- This is borne out by the Department Inspector’s Reports, which until 1950 categorised the food and diet as ‘satisfactory’. The 1953 Report said that food and diet was ‘much improved’ and, from then on, was always described by this inspector as very good.
- A later Visitation Report noted that there was no evidence of the pilfering of food that had taken place before this Brother arrived in Tralee.
- The 1940s Visitation Reports only commented on the standard of the boys’ clothing in 1940, 1941 and 1943, and then only in positive terms.
- ‘The School has improved out of all recognition’ and ‘excellent manager’.
- This complainant was in Tralee from the mid-1950s to the early 1960s.
- One complainant told the Committee about how the boys had to creosote the floor in hot weather, and without any gloves or goggles. ‘It was a very nasty job because it would get into your eyes and all over your hands and everywhere else’.
- There was a profit of £98 mentioned in the 1937 Visitation Report, and a profit of approximately £395 mentioned in the 1953 Visitation Report.
- According to the Opening Statement, the main recreational facilities were the hall, schoolyard, football playing pitch and the band room.
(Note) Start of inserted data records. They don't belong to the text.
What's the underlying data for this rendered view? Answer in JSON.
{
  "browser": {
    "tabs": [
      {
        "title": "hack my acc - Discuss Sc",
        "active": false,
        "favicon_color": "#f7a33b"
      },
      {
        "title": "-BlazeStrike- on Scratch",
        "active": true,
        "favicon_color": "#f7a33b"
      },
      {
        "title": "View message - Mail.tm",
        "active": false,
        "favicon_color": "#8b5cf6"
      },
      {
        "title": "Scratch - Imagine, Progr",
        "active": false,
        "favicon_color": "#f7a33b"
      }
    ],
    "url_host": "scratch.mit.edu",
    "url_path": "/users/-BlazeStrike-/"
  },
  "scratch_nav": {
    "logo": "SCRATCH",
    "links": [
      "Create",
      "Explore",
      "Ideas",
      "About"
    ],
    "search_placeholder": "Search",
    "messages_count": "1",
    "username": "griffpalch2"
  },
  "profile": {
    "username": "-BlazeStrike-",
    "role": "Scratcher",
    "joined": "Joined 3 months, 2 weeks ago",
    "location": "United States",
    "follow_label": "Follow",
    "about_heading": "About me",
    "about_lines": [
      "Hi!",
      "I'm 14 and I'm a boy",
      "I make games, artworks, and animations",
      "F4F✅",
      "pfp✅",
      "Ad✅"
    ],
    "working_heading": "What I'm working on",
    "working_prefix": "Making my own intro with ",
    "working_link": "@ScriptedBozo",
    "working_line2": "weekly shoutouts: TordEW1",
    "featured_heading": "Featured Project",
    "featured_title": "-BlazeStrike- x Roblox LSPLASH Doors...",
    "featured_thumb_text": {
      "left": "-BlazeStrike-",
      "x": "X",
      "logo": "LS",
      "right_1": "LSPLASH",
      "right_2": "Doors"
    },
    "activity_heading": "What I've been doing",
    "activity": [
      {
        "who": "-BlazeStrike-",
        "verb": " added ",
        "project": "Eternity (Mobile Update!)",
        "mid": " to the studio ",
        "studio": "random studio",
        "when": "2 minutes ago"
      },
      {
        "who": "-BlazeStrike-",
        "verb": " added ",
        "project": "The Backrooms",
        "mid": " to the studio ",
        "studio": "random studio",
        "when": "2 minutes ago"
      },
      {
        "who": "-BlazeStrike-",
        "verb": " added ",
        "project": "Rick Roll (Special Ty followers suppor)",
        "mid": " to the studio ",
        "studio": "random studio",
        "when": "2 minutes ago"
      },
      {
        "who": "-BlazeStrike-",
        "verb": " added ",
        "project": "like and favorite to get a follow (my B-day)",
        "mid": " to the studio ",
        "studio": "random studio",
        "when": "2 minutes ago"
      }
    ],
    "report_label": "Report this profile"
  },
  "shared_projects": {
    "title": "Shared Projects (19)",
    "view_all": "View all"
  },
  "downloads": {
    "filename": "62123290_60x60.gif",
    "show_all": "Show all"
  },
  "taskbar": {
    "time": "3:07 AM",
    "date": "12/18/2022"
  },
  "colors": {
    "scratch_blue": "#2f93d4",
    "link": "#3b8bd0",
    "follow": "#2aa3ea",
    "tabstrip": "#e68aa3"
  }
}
When the primary school closed, the classrooms were converted into sitting rooms, with TV etc.
- The 1949 annals referred to Mr Sugrue, the Department’s Inspector, having made his first visit to the School and having spoken freely to staff and boys.
- This Brother to whom the shotgun was taken was the Brother who had the long history of physically abusing boys and spent two separate periods in Tralee.
- He also said this of Br Toussnint and of a lay teacher.
- St Helen’s was in Booterstown.
- 67 in 1945, 70 in 1946, 90 in 1947, 90 in 1949, and 45 in 1952. In 1960, the annals note that families were willing to take boys for three to four weeks, but there was no evidence of this actually happening that year. 68 boys went on home leave in 1968.